▸ Records to process
● ● ●

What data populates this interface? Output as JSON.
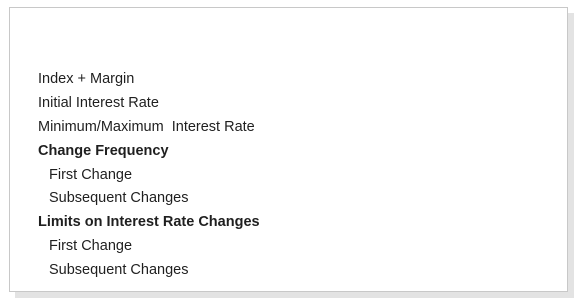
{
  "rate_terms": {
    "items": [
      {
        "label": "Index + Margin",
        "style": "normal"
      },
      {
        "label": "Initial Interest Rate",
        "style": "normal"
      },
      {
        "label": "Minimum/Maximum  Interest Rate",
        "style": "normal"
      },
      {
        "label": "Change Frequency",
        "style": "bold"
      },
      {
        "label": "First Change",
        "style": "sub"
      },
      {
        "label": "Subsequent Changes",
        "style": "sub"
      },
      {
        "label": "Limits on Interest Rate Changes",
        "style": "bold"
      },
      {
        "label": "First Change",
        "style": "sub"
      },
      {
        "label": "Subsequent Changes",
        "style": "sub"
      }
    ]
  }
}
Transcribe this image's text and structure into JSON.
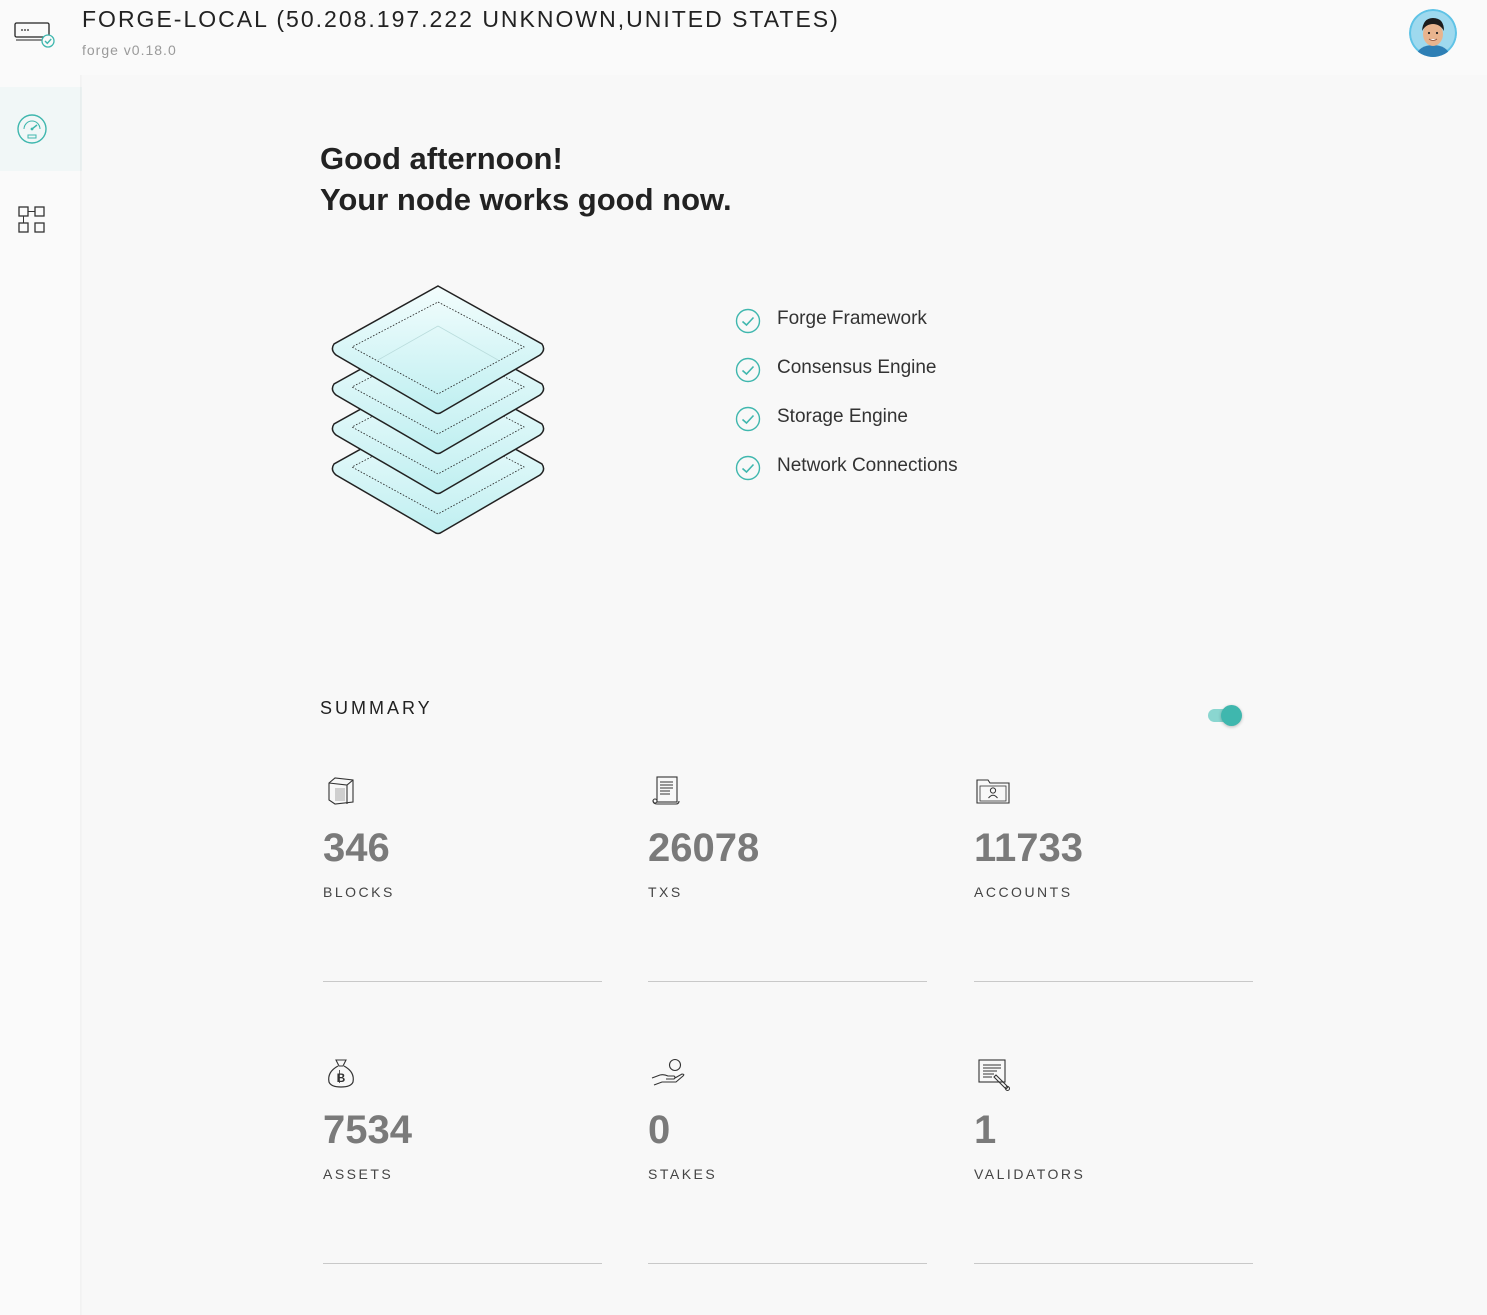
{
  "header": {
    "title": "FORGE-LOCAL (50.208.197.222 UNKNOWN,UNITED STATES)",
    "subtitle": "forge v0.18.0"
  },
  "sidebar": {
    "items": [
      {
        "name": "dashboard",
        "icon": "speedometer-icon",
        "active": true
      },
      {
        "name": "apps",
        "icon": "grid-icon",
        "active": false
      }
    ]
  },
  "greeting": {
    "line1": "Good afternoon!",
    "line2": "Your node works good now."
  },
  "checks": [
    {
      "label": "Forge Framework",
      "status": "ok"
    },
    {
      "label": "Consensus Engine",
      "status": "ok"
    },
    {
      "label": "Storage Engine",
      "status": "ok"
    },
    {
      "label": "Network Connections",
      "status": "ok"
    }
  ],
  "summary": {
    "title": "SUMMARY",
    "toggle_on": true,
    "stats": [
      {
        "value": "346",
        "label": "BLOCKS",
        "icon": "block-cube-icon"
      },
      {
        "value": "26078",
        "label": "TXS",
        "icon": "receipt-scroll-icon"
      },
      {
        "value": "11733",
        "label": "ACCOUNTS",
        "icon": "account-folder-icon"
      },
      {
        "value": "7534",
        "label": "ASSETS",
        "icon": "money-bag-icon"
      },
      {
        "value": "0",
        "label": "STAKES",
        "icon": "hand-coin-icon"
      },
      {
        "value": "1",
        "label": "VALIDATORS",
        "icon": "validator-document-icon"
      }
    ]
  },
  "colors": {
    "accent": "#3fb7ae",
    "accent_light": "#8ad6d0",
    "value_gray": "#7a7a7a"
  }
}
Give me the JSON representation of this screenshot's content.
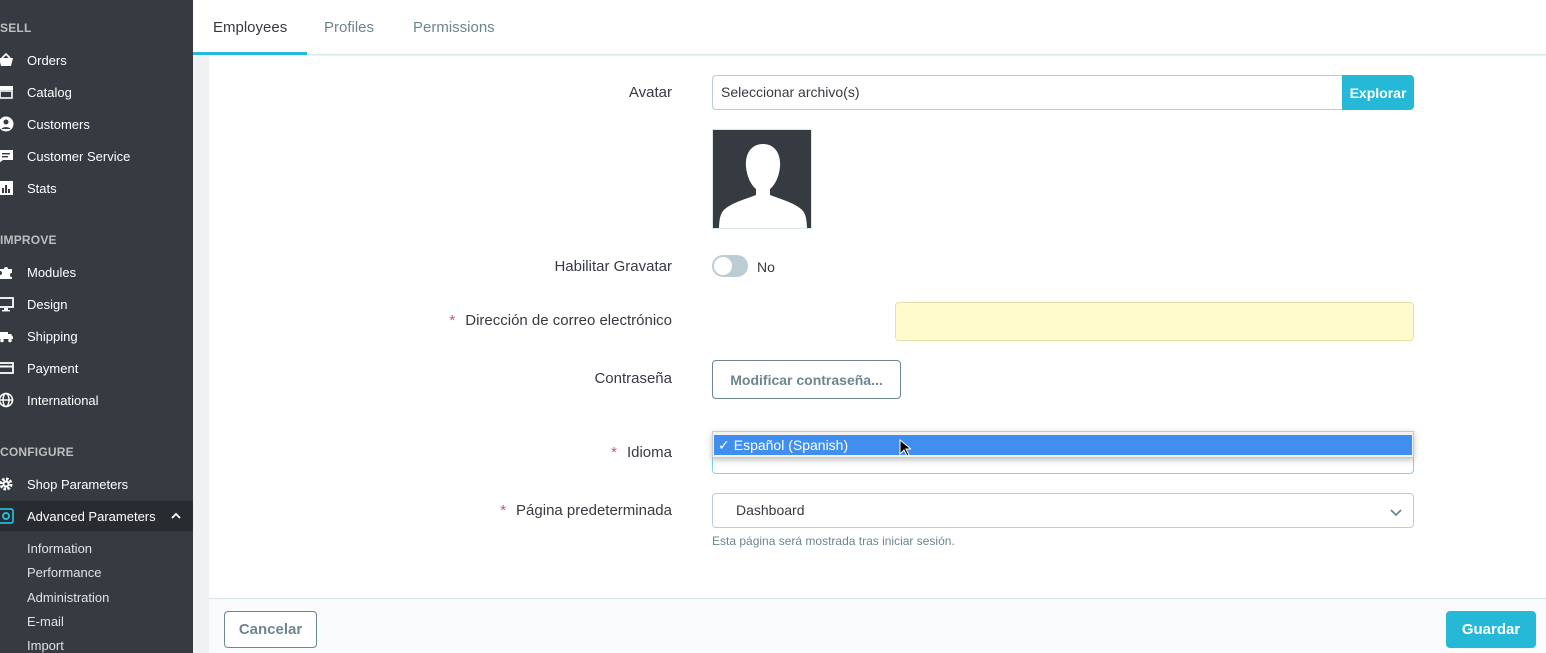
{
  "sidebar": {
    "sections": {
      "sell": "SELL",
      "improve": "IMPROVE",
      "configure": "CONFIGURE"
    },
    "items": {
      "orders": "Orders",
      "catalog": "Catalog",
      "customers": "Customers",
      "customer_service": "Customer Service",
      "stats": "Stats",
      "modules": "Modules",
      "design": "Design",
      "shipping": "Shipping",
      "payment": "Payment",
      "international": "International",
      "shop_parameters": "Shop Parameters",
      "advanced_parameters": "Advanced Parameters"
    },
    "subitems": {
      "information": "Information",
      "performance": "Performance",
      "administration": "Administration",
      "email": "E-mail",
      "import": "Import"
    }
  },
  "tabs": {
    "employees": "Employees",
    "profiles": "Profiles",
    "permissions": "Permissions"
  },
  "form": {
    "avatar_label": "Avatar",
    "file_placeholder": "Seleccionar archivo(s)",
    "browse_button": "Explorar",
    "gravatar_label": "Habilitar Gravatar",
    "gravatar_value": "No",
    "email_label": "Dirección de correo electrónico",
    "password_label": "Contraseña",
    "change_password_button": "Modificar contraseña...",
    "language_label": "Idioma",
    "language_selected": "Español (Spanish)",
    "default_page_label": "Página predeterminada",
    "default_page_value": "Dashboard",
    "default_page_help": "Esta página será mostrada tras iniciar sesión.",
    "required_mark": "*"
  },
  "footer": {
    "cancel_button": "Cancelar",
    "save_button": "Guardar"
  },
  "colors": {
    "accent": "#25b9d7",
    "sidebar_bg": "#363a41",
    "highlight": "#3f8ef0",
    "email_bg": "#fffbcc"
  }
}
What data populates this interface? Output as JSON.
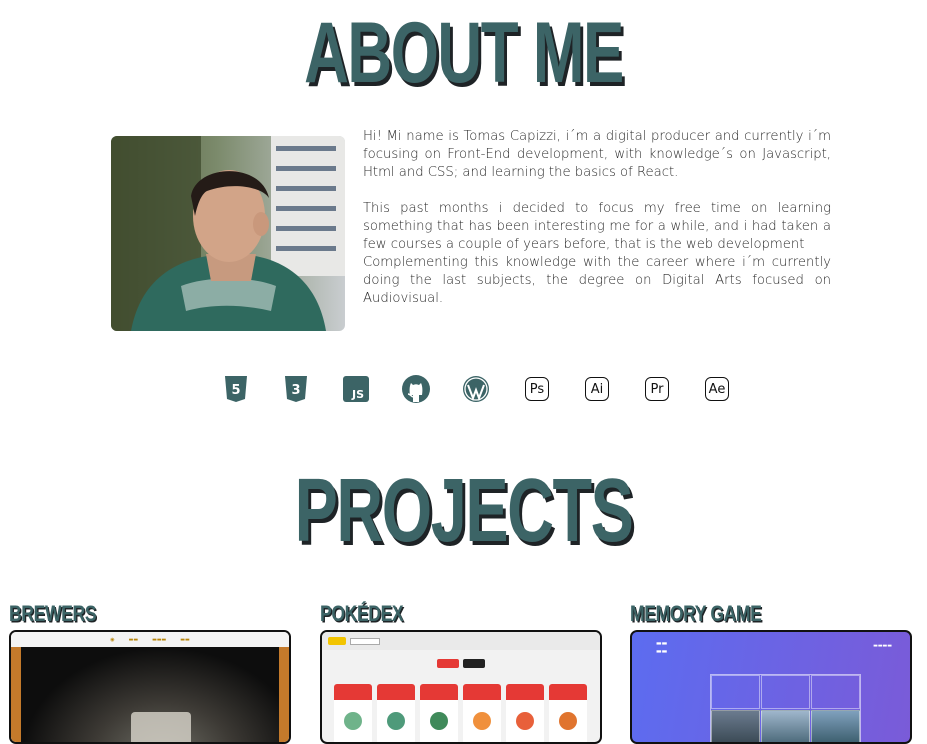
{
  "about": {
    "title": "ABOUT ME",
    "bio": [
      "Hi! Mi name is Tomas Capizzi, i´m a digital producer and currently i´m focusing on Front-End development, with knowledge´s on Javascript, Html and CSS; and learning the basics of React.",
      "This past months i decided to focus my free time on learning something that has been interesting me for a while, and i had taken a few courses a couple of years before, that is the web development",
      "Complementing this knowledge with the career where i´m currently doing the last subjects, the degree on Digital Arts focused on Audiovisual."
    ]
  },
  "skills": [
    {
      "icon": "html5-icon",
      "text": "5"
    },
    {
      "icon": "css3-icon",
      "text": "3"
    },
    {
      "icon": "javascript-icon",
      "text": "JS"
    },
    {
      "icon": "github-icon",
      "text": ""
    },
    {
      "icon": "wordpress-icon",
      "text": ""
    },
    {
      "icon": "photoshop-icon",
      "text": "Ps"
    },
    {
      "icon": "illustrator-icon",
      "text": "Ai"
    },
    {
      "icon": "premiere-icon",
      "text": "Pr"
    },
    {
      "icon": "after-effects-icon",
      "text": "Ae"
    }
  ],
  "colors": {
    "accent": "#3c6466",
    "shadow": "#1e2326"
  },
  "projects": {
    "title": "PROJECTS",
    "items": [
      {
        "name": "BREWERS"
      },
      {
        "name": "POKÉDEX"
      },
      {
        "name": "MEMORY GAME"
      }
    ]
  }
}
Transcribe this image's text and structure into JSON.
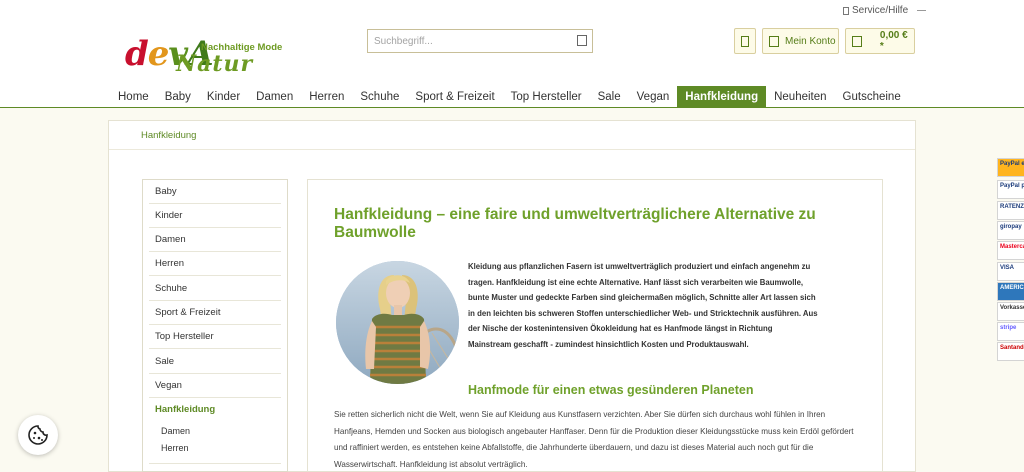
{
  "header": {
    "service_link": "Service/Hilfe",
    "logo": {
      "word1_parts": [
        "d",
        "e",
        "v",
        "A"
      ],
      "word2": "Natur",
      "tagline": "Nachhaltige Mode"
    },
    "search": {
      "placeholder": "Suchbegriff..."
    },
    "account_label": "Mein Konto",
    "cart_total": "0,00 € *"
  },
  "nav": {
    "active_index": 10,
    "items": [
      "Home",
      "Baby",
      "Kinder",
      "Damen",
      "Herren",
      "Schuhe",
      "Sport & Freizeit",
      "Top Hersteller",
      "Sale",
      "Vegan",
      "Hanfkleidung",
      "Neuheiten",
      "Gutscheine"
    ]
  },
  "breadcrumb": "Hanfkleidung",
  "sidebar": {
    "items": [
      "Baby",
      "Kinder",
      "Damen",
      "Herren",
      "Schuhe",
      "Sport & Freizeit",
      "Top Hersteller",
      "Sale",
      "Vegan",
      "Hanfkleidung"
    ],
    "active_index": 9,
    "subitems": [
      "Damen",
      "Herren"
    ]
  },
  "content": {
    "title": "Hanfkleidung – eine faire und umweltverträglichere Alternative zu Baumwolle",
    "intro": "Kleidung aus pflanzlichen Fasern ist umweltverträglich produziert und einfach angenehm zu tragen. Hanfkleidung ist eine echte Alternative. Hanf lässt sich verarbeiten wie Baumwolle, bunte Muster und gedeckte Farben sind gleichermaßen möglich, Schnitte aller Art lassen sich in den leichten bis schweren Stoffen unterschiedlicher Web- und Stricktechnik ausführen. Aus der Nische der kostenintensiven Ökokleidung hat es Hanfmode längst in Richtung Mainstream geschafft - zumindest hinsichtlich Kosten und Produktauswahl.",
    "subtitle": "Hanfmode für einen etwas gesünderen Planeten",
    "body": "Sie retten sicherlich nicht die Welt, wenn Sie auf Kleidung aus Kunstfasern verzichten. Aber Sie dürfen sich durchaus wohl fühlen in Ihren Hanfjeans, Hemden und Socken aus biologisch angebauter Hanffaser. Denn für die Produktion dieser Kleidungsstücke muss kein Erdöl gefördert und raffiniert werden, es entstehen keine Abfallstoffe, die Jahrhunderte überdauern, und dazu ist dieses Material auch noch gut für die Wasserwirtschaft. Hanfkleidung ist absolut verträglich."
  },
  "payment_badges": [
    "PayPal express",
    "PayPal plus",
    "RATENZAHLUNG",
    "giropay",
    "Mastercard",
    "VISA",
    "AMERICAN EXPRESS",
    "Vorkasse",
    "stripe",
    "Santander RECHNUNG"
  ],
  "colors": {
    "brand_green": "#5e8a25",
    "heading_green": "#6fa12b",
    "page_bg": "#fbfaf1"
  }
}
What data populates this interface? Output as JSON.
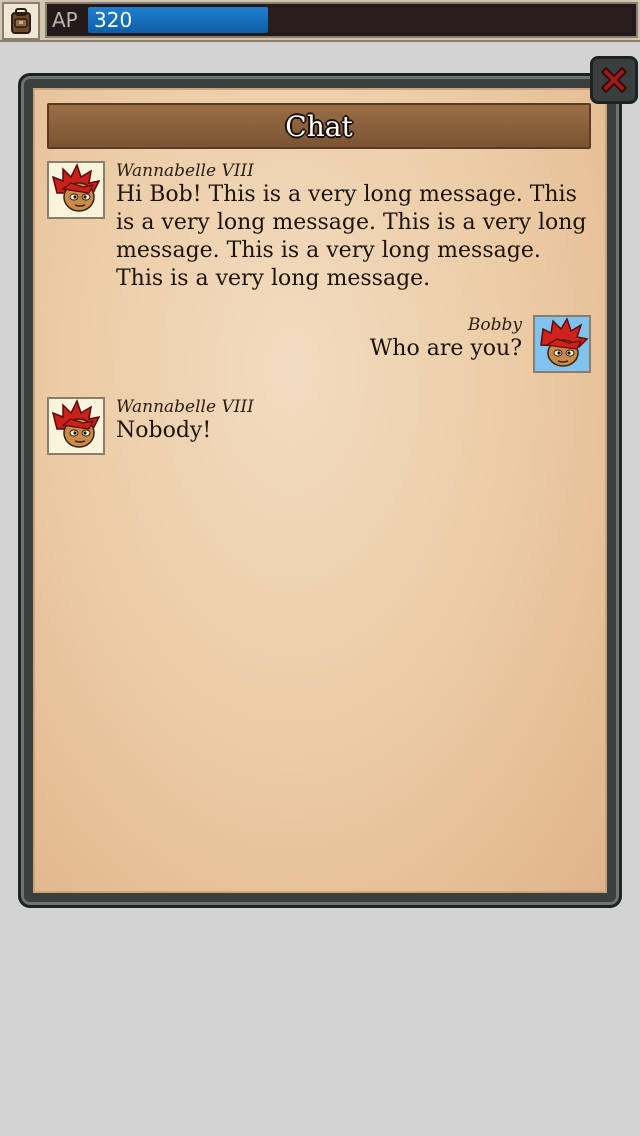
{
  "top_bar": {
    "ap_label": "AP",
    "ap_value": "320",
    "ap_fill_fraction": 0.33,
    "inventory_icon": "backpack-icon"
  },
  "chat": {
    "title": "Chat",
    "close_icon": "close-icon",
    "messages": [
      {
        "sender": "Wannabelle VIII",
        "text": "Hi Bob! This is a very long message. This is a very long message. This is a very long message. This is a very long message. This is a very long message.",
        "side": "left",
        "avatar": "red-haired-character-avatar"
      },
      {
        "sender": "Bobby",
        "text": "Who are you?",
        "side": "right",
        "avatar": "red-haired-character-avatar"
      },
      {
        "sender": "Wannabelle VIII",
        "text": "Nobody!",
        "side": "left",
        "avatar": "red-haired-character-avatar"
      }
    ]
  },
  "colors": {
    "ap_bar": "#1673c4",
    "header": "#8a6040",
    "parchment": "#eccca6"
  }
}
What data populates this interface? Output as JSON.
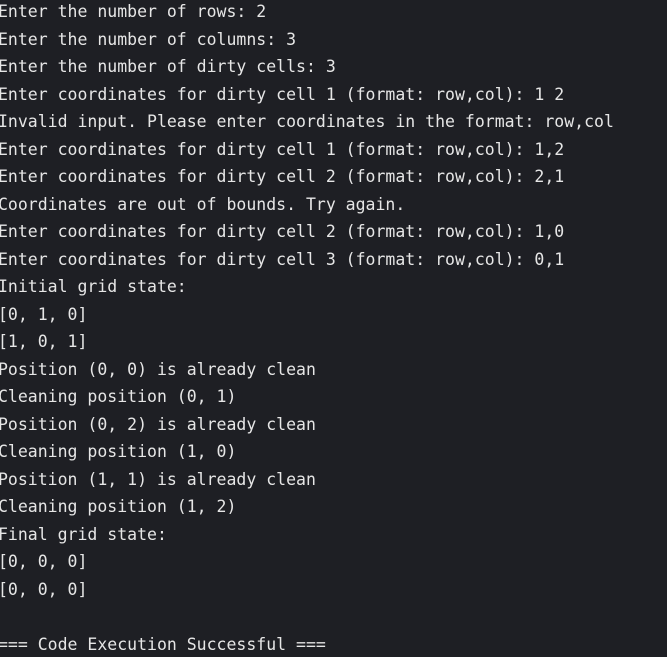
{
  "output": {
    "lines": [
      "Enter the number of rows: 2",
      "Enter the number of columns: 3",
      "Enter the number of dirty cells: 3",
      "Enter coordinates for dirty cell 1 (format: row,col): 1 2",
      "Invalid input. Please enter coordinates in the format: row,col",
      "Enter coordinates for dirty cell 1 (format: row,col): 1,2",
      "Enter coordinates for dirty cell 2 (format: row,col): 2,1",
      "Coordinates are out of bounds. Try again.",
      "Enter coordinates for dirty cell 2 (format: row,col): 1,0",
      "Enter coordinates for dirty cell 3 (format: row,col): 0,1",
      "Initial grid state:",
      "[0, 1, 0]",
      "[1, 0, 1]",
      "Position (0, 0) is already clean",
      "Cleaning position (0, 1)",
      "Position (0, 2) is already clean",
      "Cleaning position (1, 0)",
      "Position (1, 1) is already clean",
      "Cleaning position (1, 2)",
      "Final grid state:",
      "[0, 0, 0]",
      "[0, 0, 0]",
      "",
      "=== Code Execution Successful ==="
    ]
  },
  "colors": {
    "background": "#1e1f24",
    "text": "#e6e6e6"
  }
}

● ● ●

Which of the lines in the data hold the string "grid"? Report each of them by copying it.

▸ Response to this exercise
        "icon": "grid-icon",
      "Initial grid state:",
      "Final grid state:",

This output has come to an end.